"He said he didn't want to burst the Ukip bubble. Well, I'm afraid actually that's what it is."
Shadow work and pensions secretary Rachel Reeves said: "I'm not surprised that Nigel Farage doesn't want to fight in Newark. He bottles it when there is a real contest.
"When he has a chance to prove that people want him as a Member of Parliament, he backs away. He's done it again in Newark."
Conservative Cabinet minister Ken Clarke, whose Rushcliffe seat borders Newark, said Mr Farage had backed out because he knew he could not win.
"I am not really surprised. Whatever else Nigel is, he is not an idiot and I don't think he'd have the faintest chance of winning in Newark," he told the BBC Radio 4 Today.
The end of Mr Mercer's parliamentary career was confirmed when Chancellor George Osborne appointed him Steward and Bailiff of the Three Hundreds of Chiltern - the formal mechanism by which an MP can quit the Commons.
Mr Mercer said he had to "'fess up and get on with it" after a sleaze watchdog yesterday agreed plans to suspend him from the House of Commons.
The former Army colonel is alleged to have tabled Commons questions and offered a Westminster security pass after signing a deal that paid him £4,000 for seeking the readmission of Fiji to the Commonwealth.
He told reporters in Westminster he was going to do what he could to "put it right" for the people of Newark and for his wife and family "who have been under such pressure for the last year".
Mr Mercer added: "As an ex-soldier I believe that when I have got something wrong you have got to fess up and get on with it.
"No point in shilly shallying and trying to avoid it. What's happened has happened and I'm ashamed of it."
Mr Mercer resigned the Tory whip when the allegations emerged in May last year to ''save my party embarrassment'' and said at the time that he would quit the Commons at the 2015 general election.
The decision by the Commons Standards Committee to impose a six-month suspension from Parliament prompted him to bring forward the date.
Mr Mercer served as shadow homeland security minister until 2007, stepping down after suggesting that racism was ''part and parcel'' of life in the forces.
Newark Conservative Association quashed speculation that mayor of London Boris Johnson could stand in the seat by announcing that Robert Jenrick had been selected as the Tory candidate.
Ukip recorded a stunning 11-point lead among those who said they were certain to vote in next month's European elections in a new poll by ComRes for ITV News.
Mr Farage's party was on 38% (eight points up on a similar poll at the start of April), ahead of Labour on 27% (down three), with Conservatives trailing on 18% (down four) and Liberal Democrats on 8% (unchanged).
And more than half of those backing Ukip (55%) said they were very likely to vote for the party in the 2015 general election, suggesting that it may hold on to a larger proportion of its Euro-election support than in previous Westminster elections. Some 23% said they were unlikely to back Ukip in 2015.

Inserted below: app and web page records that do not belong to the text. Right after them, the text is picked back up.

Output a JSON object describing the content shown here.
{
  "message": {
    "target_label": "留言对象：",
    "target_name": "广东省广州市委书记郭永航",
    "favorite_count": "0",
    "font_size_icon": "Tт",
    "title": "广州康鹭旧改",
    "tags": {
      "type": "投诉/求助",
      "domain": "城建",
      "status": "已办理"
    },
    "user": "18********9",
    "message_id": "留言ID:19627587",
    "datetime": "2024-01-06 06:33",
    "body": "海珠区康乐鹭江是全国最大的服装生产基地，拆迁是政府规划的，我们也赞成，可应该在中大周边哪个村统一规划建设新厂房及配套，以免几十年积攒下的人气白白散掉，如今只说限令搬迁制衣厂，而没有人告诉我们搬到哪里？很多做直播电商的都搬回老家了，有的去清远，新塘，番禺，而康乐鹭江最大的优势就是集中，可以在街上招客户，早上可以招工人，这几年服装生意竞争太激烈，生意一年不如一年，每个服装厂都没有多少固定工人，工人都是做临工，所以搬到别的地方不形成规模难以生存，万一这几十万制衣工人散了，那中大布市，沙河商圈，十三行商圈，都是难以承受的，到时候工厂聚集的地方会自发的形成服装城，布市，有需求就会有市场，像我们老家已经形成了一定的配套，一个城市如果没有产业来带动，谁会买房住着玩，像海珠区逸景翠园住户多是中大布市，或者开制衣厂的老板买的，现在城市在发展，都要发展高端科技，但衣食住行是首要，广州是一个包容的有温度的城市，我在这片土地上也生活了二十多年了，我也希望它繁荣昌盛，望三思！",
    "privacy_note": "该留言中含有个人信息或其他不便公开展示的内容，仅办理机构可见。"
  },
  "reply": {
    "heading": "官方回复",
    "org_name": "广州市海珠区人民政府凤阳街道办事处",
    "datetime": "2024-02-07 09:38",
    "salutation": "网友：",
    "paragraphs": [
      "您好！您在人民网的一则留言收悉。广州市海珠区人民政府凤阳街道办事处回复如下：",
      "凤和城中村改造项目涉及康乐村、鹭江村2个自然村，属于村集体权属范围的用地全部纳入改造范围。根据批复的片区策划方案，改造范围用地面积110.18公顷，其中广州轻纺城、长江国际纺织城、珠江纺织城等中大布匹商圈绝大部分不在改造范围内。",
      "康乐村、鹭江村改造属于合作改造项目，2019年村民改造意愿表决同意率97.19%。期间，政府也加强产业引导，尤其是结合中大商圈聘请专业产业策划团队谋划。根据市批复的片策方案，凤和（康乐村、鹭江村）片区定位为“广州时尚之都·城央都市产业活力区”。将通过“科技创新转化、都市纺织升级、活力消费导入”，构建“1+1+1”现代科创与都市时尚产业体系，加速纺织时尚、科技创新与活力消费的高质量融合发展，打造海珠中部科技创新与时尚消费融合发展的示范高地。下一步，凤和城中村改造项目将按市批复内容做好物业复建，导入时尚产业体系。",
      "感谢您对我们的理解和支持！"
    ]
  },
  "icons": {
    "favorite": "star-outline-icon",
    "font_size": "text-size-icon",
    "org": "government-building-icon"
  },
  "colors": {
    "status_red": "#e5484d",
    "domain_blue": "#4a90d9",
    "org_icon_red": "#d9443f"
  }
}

By contrast, 90% of those supporting Labour and 88% of Tory voters said they would stick with their parties next year.
But the poll also had worse news for Mr Farage, finding that almost one third of those questioned (32%) regard Ukip as a racist party, against 40% who said it was not.
While one third of those taking part in the poll (33%) thought Ukip was more honest than other parties, some 38% said it was not.
Some 38% said that the eurosceptic party does not have sensible policies, against 34% who think that it does - including almost half (48%) of those who voted Conservative in 2010.
Another poll found that voters believed - by 32% to 30% - that Mr Farage declined to stand in Newark because he is "scared of losing".
The survey by Survation for the Huffington Post website also suggested however that more than one in three people who voted Conservative at the 2010 election would switch to Ukip if Mr Farage was to stand in their constituency.
It found that overall support among voters for Mr Farage as their local MP was 21 % - with 49% opposed.
That included 34.5% of 2010 Tory voters, 17% of Liberal Democrats and 15% Labour.
Survation polled 1,000 voters.